The Sunday morning sermon is not a Ph.D. seminar or a demonstration of the preacher’s intellectual capacity. There is certainly truth in the old saying that preachers need to “keep the cookies on the bottom shelf,” meaning that the sermon should be accessible to all who are listening, not just the educated or intellectual. Stott aptly notes: “To preach…over people’s head, is to forget who they are. As Spurgeon once commented, ‘Christ said, ‘Feed my sheep…Feed my lambs.’’ Some preachers, however, put the food so high that neither lambs nor sheep can reach it. They seem to have the read the text, ‘Feed my giraffes.’”[2] A pastor once told me that he thought about a certain person in his church every time he prepared to preach because that person was neither educated nor of high intellect. She loved Jesus, though, and his responsibility to her was to make sure that she learned about Jesus and how to apply the gospel through his preaching. Tony Merida warns against using overly academic language in our preaching: “The overall truth to remember in explaining is to avoid overly academic language. Luther said that when he preached, he aimed at the youth in the church, not the highly educated. Refrain from trying to impress people with your personal study. Make the text plain and understandable, so that you teach the text to all of the listeners.”[3]

In connecting with the people, the preacher can quickly become consumed with keeping things so simple that he fails to challenge his listeners, thus stunting their growth. I believe that the primary way a church is discipled is through the regular preaching each week, so there must be intellectual challenges for the audience. In other words, the cookies need to be accessible, but they can’t stay there. Stott argues:

Although we must not overestimate our congregation’s intellectual capacity, we must not underestimate it either. My plea is that we treat them as real people with real questions; that we grapple in our sermons with real issues; and that we build bridges into the real world in which they live and love, work and play, laugh and weep, struggle and suffer, grow old and die. We have to provoke them to think about their life in all its moods, to challenge them to make Jesus Christ the Lord of every area of it, and to demonstrate his contemporary relevance.[4]
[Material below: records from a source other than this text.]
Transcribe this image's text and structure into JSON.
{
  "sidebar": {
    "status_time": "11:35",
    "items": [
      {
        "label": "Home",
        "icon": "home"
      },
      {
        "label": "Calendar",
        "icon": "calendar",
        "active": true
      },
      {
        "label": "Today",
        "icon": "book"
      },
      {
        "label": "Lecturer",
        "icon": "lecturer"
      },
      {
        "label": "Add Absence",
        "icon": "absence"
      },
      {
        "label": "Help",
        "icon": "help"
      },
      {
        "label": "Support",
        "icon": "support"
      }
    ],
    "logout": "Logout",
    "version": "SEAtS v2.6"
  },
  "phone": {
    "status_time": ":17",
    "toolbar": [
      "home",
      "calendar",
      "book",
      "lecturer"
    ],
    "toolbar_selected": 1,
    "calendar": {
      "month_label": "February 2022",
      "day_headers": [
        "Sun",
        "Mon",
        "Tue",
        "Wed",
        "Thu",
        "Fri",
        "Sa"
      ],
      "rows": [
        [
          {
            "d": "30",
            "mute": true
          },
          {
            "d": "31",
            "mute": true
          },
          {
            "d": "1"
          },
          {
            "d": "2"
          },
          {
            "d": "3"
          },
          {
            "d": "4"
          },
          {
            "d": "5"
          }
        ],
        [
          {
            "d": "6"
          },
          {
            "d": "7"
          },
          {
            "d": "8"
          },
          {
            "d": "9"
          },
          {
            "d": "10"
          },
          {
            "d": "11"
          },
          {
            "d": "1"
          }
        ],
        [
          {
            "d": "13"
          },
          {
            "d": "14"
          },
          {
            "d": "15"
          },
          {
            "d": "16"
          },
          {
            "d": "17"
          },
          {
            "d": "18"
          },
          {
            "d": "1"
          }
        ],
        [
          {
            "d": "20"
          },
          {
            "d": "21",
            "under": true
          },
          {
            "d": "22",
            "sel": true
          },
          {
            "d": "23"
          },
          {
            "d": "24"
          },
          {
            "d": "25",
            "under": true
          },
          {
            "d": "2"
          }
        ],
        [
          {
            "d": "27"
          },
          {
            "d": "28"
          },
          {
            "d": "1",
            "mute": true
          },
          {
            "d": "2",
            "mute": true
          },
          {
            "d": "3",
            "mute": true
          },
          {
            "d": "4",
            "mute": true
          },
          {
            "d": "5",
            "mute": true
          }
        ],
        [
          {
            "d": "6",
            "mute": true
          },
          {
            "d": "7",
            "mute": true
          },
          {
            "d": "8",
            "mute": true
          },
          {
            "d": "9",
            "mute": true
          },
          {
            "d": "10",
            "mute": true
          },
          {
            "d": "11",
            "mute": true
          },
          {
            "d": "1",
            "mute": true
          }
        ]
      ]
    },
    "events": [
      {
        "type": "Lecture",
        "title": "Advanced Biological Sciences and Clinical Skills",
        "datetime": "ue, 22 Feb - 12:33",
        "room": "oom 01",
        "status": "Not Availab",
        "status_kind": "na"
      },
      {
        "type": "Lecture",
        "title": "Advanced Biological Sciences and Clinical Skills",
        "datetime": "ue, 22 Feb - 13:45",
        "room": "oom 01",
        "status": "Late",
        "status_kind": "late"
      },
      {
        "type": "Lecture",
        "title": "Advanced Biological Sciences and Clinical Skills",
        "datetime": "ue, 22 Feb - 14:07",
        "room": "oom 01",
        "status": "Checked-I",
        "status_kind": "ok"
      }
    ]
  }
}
The task of every preacher is to know the Bible with enough knowledge to keep people engaged and to know the people enough to speak to the challenges and difficulties they face.

[1] Robert Smith Jr., Doctrine That Dances: Bringing Doctrinal Preaching and Teaching to Life (Nashville: B&H, 2008), 86.

[2] John Stott, Between Two Worlds: The Challenge of Preaching Today (Grand Rapids, MI: Eerdmans, 1994), 146-147.

[3] Tony Merida, The Christ-Centered Expositor: A Field Guide for Word-Driven Disciple Makers (Nashville: B&H, 2016), 180.

[4] Stott, 147.